XB-ART-53756Sci Rep. August 11, 2017; 7 (1): 2931.
Bacterial Sphingomyelinase is a State-Dependent Inhibitor of the Cystic Fibrosis Transmembrane conductance Regulator (CFTR).

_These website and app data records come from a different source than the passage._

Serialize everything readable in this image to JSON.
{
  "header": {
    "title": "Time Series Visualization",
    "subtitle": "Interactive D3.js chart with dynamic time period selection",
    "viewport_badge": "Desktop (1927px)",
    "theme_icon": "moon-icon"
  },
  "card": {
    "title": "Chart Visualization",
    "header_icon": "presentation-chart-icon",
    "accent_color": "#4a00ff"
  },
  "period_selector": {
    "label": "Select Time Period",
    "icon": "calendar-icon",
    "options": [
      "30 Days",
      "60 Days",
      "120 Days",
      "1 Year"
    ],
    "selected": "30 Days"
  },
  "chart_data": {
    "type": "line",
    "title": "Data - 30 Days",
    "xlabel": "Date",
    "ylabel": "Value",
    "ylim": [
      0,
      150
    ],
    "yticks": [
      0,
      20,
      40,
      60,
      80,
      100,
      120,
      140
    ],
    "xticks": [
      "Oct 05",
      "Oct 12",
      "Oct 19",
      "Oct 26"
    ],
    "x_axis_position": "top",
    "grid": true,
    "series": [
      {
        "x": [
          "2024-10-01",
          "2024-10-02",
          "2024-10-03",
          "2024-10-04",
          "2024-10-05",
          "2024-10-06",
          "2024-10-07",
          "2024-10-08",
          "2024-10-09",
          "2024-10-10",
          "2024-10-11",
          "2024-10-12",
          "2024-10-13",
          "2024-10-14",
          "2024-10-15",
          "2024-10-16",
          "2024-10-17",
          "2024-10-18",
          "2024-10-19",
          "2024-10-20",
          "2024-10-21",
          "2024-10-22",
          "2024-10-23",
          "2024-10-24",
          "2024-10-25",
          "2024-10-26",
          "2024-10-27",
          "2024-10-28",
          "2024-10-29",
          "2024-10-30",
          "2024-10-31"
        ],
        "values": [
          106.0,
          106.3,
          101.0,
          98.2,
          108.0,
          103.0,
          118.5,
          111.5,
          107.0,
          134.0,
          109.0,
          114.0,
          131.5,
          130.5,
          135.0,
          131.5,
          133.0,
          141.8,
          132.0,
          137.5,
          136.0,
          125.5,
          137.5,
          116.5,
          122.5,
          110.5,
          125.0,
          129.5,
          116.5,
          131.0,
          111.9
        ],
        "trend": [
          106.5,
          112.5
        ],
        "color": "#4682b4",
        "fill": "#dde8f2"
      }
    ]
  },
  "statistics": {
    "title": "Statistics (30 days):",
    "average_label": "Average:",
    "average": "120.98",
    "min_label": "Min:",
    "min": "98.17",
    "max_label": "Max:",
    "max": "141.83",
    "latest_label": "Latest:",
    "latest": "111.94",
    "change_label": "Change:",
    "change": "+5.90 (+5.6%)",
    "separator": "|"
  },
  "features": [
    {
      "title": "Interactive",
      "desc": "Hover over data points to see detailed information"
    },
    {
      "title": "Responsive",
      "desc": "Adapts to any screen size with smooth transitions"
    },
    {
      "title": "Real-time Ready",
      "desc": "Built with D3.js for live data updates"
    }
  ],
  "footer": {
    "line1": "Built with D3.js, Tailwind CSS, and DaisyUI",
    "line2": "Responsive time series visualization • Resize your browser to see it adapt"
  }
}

Sphingomyelinase C (SMase) inhibits CFTR chloride channel activity in multiple cell systems, an effect that could exacerbate disease in CF and COPD patients. The mechanism by which sphingomyelin catalysis inhibits CFTR is not known but evidence suggests that it occurs independently of CFTR''s regulatory "R" domain. In this study we utilized the Xenopus oocyte expression system to shed light on how CFTR channel activity is reduced by SMase. We found that the pathway leading to inhibition is not membrane delimited and that inhibited CFTR channels remain at the cell membrane, indicative of a novel silencing mechanism. Consistent with an effect on CFTR gating behavior, we found that altering gating kinetics influenced the sensitivity to inhibition by SMase. Specifically, increasing channel activity by introducing the mutation K1250A or pretreating with the CFTR potentiator VX-770 (Ivacaftor) imparted resistance to inhibition. In primary bronchial epithelial cells, we found that basolateral, but not apical, application of SMase leads to a redistribution of sphingomyelin and a reduction in forskolin- and VX-770-stimulated currents. Taken together, these data suggest that SMase inhibits CFTR channel function by locking channels into a closed state and that endogenous CFTR in HBEs is affected by SMase activity.
PubMed ID: 28592822
Article link: Sci Rep.
Genes referenced: cftr